Updated: May 7
We are thrilled to share this guest blog by Reagan Lowe, a happy foster mom, in Richmond, Virginia.
If you ever decide to become a foster parent, you'll hear a lot about the importance of community and how vital it is to you and your family.
But you probably won't hear that your current community (your perfect, wonderfully connected, like-minded friends) will be nowhere around when the rubber meets the road. They will be safely tucked into their neat little homes shaking their heads and tsk, tsk, tsking about your risky decision.
Let me tell you how I know.
One of our first big assignments as foster parents was providing respite for a seven-year-old boy for two weeks over the Christmas holiday. He had been to our home before so we sort of knew what to expect. Except that we had absolutely no freaking clue what we were in for. He kicked our butts. It was the most exhausting Christmas of my life.
A few days after Christmas we attended our community's Christmas party. I was a nervous wreck. At one point during the evening, Wayne gave me a break so that I could sit at a table to talk with some other moms while he was outside making sure our little guest didn't throw rocks at other children. While we chatted, reports came in that he had indeed hit another child with a rock.
These two like-minded mamas that I admired so much began to dismantle any call I ever felt to foster children. They shined a spotlight on the danger my children were in and by default now their children. I was exhausted, I felt like a failure and I ate up their fears and made them my own. The very next day, I called our agency and asked them to find another family to finish out the last week of respite. I knew the very moment we dropped that little boy off that I had made a terrible mistake. I knew that I was quitting before the task was complete and I was devastated.
Fast forward one year...
We were about six months into our first permanent placement of a sibling group when the wheels began to fall off. Our older foster son had significant special needs and his frustration level had hit an all-time high. We were clueless and literally drowning.
Out of the blue, an adoptive mother asked me out for dinner on a Friday night. In dire need of comradery, I eagerly accepted. It was an awful night and I came home more lonely than I left. I remember telling Wayne about the evening as we got ready for bed. "She told me that we need to get *our foster son* out of the house or else he'll destroy our family." Wayne looked at me and said, "You need to get *her* out of your life"
I've learned that community (at least for us) is fluid and ever-changing.
And I've experienced that true community rises up to meet you when you need it the most.
Our family is large. It's even larger when we have extra children. We don't get many invitations to lunch or dinner. I found the picture I attached to this post on Wayne's phone the other night. It was taken roughly six years ago but I remember the day so clearly.
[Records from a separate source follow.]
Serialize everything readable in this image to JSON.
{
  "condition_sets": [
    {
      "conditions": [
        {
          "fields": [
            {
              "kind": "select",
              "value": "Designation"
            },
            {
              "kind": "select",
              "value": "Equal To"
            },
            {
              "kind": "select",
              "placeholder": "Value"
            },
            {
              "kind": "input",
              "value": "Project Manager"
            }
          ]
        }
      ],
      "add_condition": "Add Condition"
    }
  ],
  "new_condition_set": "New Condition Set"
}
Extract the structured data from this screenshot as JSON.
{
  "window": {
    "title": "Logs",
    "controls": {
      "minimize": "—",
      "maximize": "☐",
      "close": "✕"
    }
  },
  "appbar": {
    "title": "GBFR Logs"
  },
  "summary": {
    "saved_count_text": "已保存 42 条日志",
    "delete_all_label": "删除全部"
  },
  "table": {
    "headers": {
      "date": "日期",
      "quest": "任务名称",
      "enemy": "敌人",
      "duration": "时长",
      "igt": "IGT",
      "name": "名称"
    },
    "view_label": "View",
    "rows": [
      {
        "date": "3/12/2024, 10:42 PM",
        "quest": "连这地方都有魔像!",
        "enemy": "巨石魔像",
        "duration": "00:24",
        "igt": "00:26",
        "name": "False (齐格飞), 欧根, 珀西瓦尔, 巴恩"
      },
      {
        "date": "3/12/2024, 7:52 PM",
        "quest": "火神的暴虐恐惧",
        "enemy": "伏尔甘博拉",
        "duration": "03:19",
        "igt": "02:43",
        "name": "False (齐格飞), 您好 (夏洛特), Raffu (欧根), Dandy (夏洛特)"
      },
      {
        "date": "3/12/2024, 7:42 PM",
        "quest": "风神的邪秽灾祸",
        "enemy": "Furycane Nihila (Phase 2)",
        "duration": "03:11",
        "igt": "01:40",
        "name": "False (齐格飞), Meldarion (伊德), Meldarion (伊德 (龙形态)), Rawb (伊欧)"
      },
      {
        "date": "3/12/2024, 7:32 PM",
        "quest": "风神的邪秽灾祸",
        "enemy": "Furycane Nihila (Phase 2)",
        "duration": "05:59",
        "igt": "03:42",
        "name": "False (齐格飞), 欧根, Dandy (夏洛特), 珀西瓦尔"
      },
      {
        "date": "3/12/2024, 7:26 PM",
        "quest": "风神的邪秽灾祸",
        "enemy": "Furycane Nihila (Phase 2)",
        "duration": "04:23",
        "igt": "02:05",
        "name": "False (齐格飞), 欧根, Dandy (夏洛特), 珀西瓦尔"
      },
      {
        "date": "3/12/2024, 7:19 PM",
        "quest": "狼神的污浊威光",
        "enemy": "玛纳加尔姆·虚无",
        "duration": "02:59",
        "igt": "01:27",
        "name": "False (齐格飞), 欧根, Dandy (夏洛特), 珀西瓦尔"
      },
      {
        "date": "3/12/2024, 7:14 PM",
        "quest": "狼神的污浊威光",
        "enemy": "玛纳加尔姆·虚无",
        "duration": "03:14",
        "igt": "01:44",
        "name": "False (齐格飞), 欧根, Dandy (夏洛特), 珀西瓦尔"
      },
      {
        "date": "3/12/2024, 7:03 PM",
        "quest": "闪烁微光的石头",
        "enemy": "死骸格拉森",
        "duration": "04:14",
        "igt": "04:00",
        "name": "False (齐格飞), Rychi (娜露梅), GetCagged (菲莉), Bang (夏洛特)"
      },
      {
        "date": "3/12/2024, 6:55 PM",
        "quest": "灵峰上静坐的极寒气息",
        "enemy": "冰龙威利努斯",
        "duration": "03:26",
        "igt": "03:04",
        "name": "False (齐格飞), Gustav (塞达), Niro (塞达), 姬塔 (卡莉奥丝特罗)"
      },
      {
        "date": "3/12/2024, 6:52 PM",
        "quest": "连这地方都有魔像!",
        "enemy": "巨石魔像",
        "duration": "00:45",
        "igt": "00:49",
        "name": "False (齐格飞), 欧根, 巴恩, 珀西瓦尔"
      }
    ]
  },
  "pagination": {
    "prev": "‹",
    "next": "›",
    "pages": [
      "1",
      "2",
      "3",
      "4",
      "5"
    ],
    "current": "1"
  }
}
We were hanging out in the church parking lot one Sunday when my friend's husband said, "Y'all want to come over for lunch?" It was a spur of the moment, off-the-cuff invite. We were like, "Are you serious?" And he was like, "Yeah."
So, we went home and grabbed some chicken wings and headed to their house.
I don't remember Wayne snapping the picture of all of our kids around the table but I'm so glad he did. What I do remember, is sitting in the other room away from the children and laughing so hard that tears rolled down my cheeks.
It felt so good to be wanted. I'm pretty sure that one of our family members left their house with every ink pen they owned...and a few kitchen timers too. The very best part of this story, these friends always had an extra ink pen or two to share with us anytime we saw them after that. Like I said, it feels so good to be wanted.
Other brave friends invited us over and we may or may not have broken their toilet... But not before they took us down to their beach. I remember our Big Guy got such a thrill out of throwing rocks into the river. It was a beautiful night and a beautiful memory.
The community that surrounded us as we fostered wasn't the community that we imagined it would be when we began. I say all of this not to discourage you but to encourage you that the very best rises to the top. God gives us just what we need, exactly when we need it.
My heart will never forget the night a friend walked through my front door, followed by her children carrying Costco-sized detergent, toilet paper, fruit snacks, and a full home-cooked meal. My heart will never forget the house full of friends who gathered for The Big Guy's eighteenth birthday. He was so full of joy and happiness and they delighted in him.
We couldn't have done it without our community. And yet, time marches on, faces and spaces change. It appears that community is just as likely to dissolve as it is to evolve. But in my heart, I know that Lord gives and the Lord takes away. Blessed be the name of the Lord, Job 1:21.
- Reagan Lowe
If you would like to become a foster parent or learn how you can support foster families, please connect with us at connect@VaKidsBelong.org .